One day before, Romney expressed generic support for the governor's efforts -- and did not specifically throw his support behind the Ohio bill.
But Wisconsin has been the focal point of the movement, with noisy demonstrations around its Capitol, legislators fleeing the state in order to cause votes to be canceled and now voters will decide if Republican Walker overreached in stripping unions of a key tool.
On Tuesday, during a full-throated day of campaigning with fellow Republican Gov. Chris Christie of New Jersey, Walker likened the recall election to a battle between "the hard-working taxpayers" versus "a limited number of big-government union bosses."
Christie said, "All the eyes of America, for the next five weeks, are going to be on the state of Wisconsin."
Gergen sees another issue in the debate:
"The second issue, which I think is the bigger issue in some ways, especially for November, I think it's going to play out in both Wisconsin and Ohio in the general election and that is: Have these two Republican governors and their legislative allies overplayed their hands?"
Citing Ohio's importance to the presidential contest, Gergen again referenced the defeated Ohio law.
"What it also did was it painted (Ohio Gov.) Kasich, and I think Walker has also been painted as sort of more extreme or more controversial, and that has opened the door for President Obama to possibly sweep both states," Gergen said. "We'll have to wait and see."
For Walker, the stakes are more personal.
"If Walker pulls this off, then a lot of conservatives are going to say, 'He was a man of great courage, he took this on and he won,'" Gergen said.

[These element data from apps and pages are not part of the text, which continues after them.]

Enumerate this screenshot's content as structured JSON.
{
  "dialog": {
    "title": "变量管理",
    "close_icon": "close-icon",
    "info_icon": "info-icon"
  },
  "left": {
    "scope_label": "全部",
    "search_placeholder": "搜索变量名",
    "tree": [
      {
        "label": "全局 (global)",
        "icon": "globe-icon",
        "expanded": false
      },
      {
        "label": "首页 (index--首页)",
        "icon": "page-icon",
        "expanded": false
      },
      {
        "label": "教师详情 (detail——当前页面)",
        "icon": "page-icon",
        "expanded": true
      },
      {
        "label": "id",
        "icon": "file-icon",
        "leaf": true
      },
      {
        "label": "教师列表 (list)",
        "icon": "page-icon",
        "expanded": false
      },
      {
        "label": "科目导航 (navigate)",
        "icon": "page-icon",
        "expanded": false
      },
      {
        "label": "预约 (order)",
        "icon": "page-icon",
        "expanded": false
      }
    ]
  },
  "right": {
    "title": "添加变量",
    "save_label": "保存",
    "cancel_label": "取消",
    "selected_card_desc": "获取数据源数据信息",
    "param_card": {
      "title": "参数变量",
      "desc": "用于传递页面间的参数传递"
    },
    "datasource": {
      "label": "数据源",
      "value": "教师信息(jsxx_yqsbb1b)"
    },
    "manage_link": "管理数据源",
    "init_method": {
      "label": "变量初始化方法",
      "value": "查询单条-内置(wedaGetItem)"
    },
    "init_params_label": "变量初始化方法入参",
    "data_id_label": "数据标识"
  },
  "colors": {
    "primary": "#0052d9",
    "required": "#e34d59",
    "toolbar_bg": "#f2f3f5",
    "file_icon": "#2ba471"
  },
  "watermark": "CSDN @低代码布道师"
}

"But if he loses, that's a different proposition. You draw different political conclusions. So that's why it's a very important test."